To the editor:
There have been many references to “evil” since the murders in Newtown, Conn. I do not intend this to devolve into a theological discussion or an argument about morality, but some will raise those two divisive topics anyway.
When we blame repulsive deeds on “evil,” we become complicit enablers. If an action is “evil,” we are inculpable. We didn’t do it. It was out of our control. We just blame some celestial malefactor and go about the day wailing, “Isn’t it just awful!”
So long as we tolerate conditions where children are stunted emotionally, intellectually, and nutritionally we will have angry and frustrated individuals who will inflict pain and harm on others. So long as we fail to provide psychological support services, we will miss finding the ones who will erupt into violence.
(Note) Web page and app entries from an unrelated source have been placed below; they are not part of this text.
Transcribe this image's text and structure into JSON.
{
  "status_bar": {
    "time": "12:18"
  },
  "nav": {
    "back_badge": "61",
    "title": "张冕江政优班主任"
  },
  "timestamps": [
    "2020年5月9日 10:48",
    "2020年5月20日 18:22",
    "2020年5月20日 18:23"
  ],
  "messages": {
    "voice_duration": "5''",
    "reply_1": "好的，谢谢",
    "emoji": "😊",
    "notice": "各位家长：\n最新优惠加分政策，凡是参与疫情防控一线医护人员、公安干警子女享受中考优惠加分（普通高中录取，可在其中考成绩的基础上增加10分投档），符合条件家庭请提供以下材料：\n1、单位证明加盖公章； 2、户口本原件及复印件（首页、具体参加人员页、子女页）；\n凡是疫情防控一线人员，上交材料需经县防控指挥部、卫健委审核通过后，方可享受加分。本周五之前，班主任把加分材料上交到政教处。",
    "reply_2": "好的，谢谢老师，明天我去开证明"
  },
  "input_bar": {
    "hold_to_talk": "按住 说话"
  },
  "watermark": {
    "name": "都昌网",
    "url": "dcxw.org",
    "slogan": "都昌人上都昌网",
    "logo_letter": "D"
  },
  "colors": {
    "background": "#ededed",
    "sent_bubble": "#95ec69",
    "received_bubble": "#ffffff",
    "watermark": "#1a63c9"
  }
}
The fact that so many are able to live in the same neighborhoods without being crippled is the best evidence we have that says we do not understand this complex problem. Any action we take will have effects we can’t anticipate.
The issue is not limited to owning weapons, constitutional rights, self-control, fear of ... . Ask the enablers of mass murders why they persist. Ask those who oppose good health standards why they wish to harm children of your family or your friends. Every one murdered has been someone’s child.
We need to think about the consequences of our decisions. We need to find those in need and discover what helps them. We need to listen to those who do the research. We need to stop listening to self-proclaimed experts who shout just to frighten us to do what they want.
For those of little empathy, consider this selfishly. If any of those who are murdered every day happen to include a family member or a friend, would you rethink your position?